Biomimetic Crown Transfer

A while back, a member of our study club came across a case report by Pascal Magne titled:

An approach to biomimetics: the natural CAD/CAM restoration: a clinical report.

The report basically involved tricking the digital system to mill a real molar into the shape of a crown restoration. The idea seemed pretty awesome, because what restoration material can be better than our own biological enamel?

The method does not seem particularly difficult, so that got me thinking:

Does our clinic use the same system (CEREC)? Check.

Do we have spare milling blocks lying around? Check.

Do we have too much free time? Double Check.

Is there practical clinical application? Who cares.

All aboard the train of discovery!

The Procedure

The donor tooth, which has been submerged in a hydrogen peroxide solution for an unknown period of time.


The donor tooth after trimming the root.
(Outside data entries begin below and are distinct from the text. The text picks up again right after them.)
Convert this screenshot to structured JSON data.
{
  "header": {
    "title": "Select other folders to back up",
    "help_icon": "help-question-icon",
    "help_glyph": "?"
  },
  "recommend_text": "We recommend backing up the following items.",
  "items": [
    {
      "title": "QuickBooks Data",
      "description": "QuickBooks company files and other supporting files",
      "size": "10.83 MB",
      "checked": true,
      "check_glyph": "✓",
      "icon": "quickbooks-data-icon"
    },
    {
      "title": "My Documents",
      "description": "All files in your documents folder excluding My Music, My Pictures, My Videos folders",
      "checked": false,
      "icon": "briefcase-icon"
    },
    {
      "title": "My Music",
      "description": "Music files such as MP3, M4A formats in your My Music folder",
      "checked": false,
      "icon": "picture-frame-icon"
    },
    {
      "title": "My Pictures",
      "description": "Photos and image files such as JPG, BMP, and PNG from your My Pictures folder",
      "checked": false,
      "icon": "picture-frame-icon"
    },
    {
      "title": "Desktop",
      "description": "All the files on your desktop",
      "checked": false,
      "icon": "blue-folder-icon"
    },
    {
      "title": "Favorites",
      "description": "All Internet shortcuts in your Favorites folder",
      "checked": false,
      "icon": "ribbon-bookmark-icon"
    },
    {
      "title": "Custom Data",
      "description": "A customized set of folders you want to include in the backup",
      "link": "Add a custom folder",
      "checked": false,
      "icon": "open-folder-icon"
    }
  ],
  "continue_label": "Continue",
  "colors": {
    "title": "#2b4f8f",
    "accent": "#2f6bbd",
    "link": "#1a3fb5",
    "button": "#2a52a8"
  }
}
We opted for a crown preparation instead of an onlay. Unfortunately, this became problematic because the recipient site was wider near the margins than the donor tooth. This means that the margins on the final restoration would be smaller than our design.


A second stone cast with the treatment site trimmed and fitted with the donor tooth.


This configuration was scanned to create the reference BioCopy.


Biocopy (brown) with restoration design (white) overlay.


Last step of the restoration design process before milling.


Ensuring that our special block is large enough to accommodate the donor tooth. One of the plates would later be removed.


Silicone impression of the milled restoration.


The silicone impression was used as a positional guide for the donor tooth and the block handle.


With their positions determined, the donor tooth was bonded onto the special block with resin cement.


In this case, there is no such thing as too much cement.


Now, the moment of truth.


The finished product. Notice the chipping on the lingual margins, which was due to the aforementioned size difference between the donor tooth and the recipient site.


Finished biomimetic restoration: occlusal view.


Finished biomimetic restoration: lingual view.


Finished biomimetic restoration: pretentious psuedo-artistic view.


Although the current clinical application of this procedure is questionable, in this experiment we have shown that it is technically feasible. Now, the big question is whether enamel is, in fact, the better restorative solution to ceramics. If this is true, then there is no doubt in my mind that newer and revised iterations of this method will become viable in the future.